New Hampshire Criminal Records
The state capital, Concord, has a lower crime rate than other cities of similar size. Concord in 2014 had 42,000 residents and 85 reports of violent crime but no murders or non-negligent homicides. Keene, a college town of 23,400, had 63 episodes of violent crime in the same period. Manchester, a former mill town near the Massachusetts border, had 110,000 residents, 683 violent crimes, and 3 murders or non-negligent homicides. Nashua, a similar southern New Hampshire town, had 87,000 residents, 202 episodes of violent crime, and 3 murders or non-negligent homicides.
The New Hampshire State Police maintain the state database of criminal. Only those who have registered and are approved may conduct a criminal background search through this portal (for a fee), including employers and leaders of nonprofit agencies that are checking volunteers.

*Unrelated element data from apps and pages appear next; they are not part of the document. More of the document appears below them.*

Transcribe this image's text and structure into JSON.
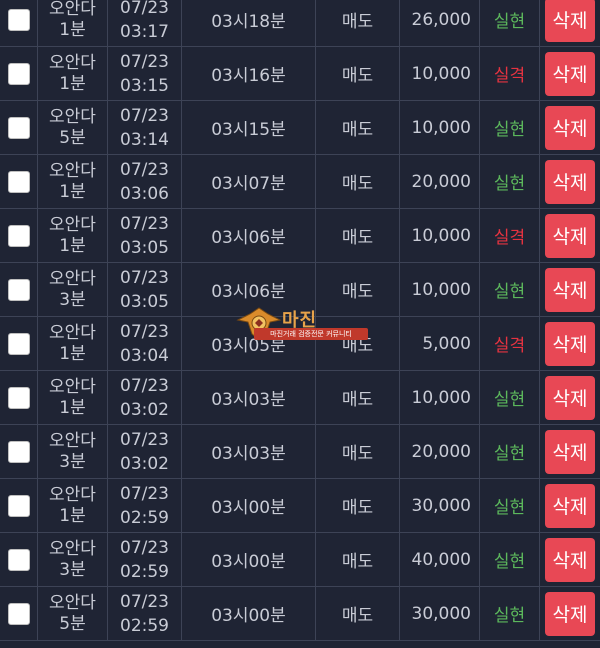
{
  "rows": [
    {
      "game": [
        "오안다",
        "1분"
      ],
      "date": "07/23",
      "time": "03:17",
      "round": "03시18분",
      "type": "매도",
      "amount": "26,000",
      "result": "실현",
      "status": "win",
      "action": "삭제"
    },
    {
      "game": [
        "오안다",
        "1분"
      ],
      "date": "07/23",
      "time": "03:15",
      "round": "03시16분",
      "type": "매도",
      "amount": "10,000",
      "result": "실격",
      "status": "lose",
      "action": "삭제"
    },
    {
      "game": [
        "오안다",
        "5분"
      ],
      "date": "07/23",
      "time": "03:14",
      "round": "03시15분",
      "type": "매도",
      "amount": "10,000",
      "result": "실현",
      "status": "win",
      "action": "삭제"
    },
    {
      "game": [
        "오안다",
        "1분"
      ],
      "date": "07/23",
      "time": "03:06",
      "round": "03시07분",
      "type": "매도",
      "amount": "20,000",
      "result": "실현",
      "status": "win",
      "action": "삭제"
    },
    {
      "game": [
        "오안다",
        "1분"
      ],
      "date": "07/23",
      "time": "03:05",
      "round": "03시06분",
      "type": "매도",
      "amount": "10,000",
      "result": "실격",
      "status": "lose",
      "action": "삭제"
    },
    {
      "game": [
        "오안다",
        "3분"
      ],
      "date": "07/23",
      "time": "03:05",
      "round": "03시06분",
      "type": "매도",
      "amount": "10,000",
      "result": "실현",
      "status": "win",
      "action": "삭제"
    },
    {
      "game": [
        "오안다",
        "1분"
      ],
      "date": "07/23",
      "time": "03:04",
      "round": "03시05분",
      "type": "매도",
      "amount": "5,000",
      "result": "실격",
      "status": "lose",
      "action": "삭제"
    },
    {
      "game": [
        "오안다",
        "1분"
      ],
      "date": "07/23",
      "time": "03:02",
      "round": "03시03분",
      "type": "매도",
      "amount": "10,000",
      "result": "실현",
      "status": "win",
      "action": "삭제"
    },
    {
      "game": [
        "오안다",
        "3분"
      ],
      "date": "07/23",
      "time": "03:02",
      "round": "03시03분",
      "type": "매도",
      "amount": "20,000",
      "result": "실현",
      "status": "win",
      "action": "삭제"
    },
    {
      "game": [
        "오안다",
        "1분"
      ],
      "date": "07/23",
      "time": "02:59",
      "round": "03시00분",
      "type": "매도",
      "amount": "30,000",
      "result": "실현",
      "status": "win",
      "action": "삭제"
    },
    {
      "game": [
        "오안다",
        "3분"
      ],
      "date": "07/23",
      "time": "02:59",
      "round": "03시00분",
      "type": "매도",
      "amount": "40,000",
      "result": "실현",
      "status": "win",
      "action": "삭제"
    },
    {
      "game": [
        "오안다",
        "5분"
      ],
      "date": "07/23",
      "time": "02:59",
      "round": "03시00분",
      "type": "매도",
      "amount": "30,000",
      "result": "실현",
      "status": "win",
      "action": "삭제"
    }
  ],
  "watermark": {
    "title": "마진",
    "subtitle": "마진거래 검증전문 커뮤니티"
  },
  "colors": {
    "background": "#1f2434",
    "win": "#5cb85c",
    "lose": "#e53340",
    "delete_button": "#e84855"
  }
}
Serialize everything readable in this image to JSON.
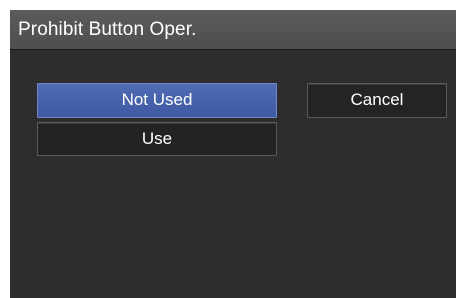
{
  "dialog": {
    "title": "Prohibit Button Oper."
  },
  "options": [
    {
      "label": "Not Used",
      "selected": true
    },
    {
      "label": "Use",
      "selected": false
    }
  ],
  "actions": {
    "cancel_label": "Cancel"
  },
  "colors": {
    "panel_bg": "#2d2d2d",
    "titlebar_bg": "#555555",
    "selected_bg": "#4763ad",
    "option_bg": "#232323",
    "text": "#ffffff"
  }
}
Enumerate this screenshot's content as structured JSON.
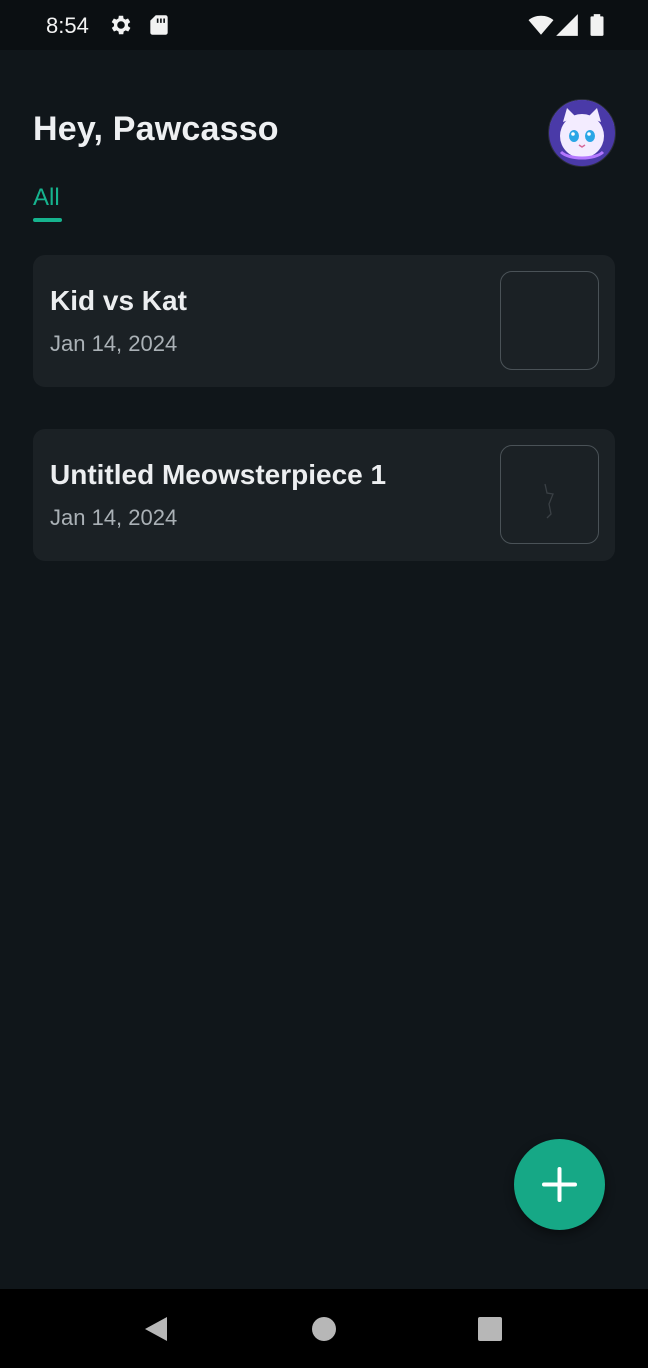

Individuals seeking to check the criminal history of another person must have that person's permission. A search on RecordsFinder.com may return similar results.
The state's sex offender registry is available online and it allows residents to search by name or location of registered offenders but the site cautions that it is not a complete record of the individual's criminal history as it does not include any information from out of state convictions or activity.
New Hampshire Vital Records
Records of births, deaths, marriages, divorces, and civil unions that have taken place in New Hampshire are available from the Secretary of State's office. Those requesting copies of birth and death records must prove a close relationship with the person on the document if the event took place within the past 100 years. Birth and death records more than 100 years old are available to any member of the public. Marriage, divorce, and civil union records are similarly considered confidential but only for a period of 50 years.
New Hampshire Court Records
Probate records, which pertain to the estates of deceased persons, are available through the state circuit court probate division. Documents are not available online, but a paper request may be mailed to the court to inquire about records. The search as well as copies of documents require a fee.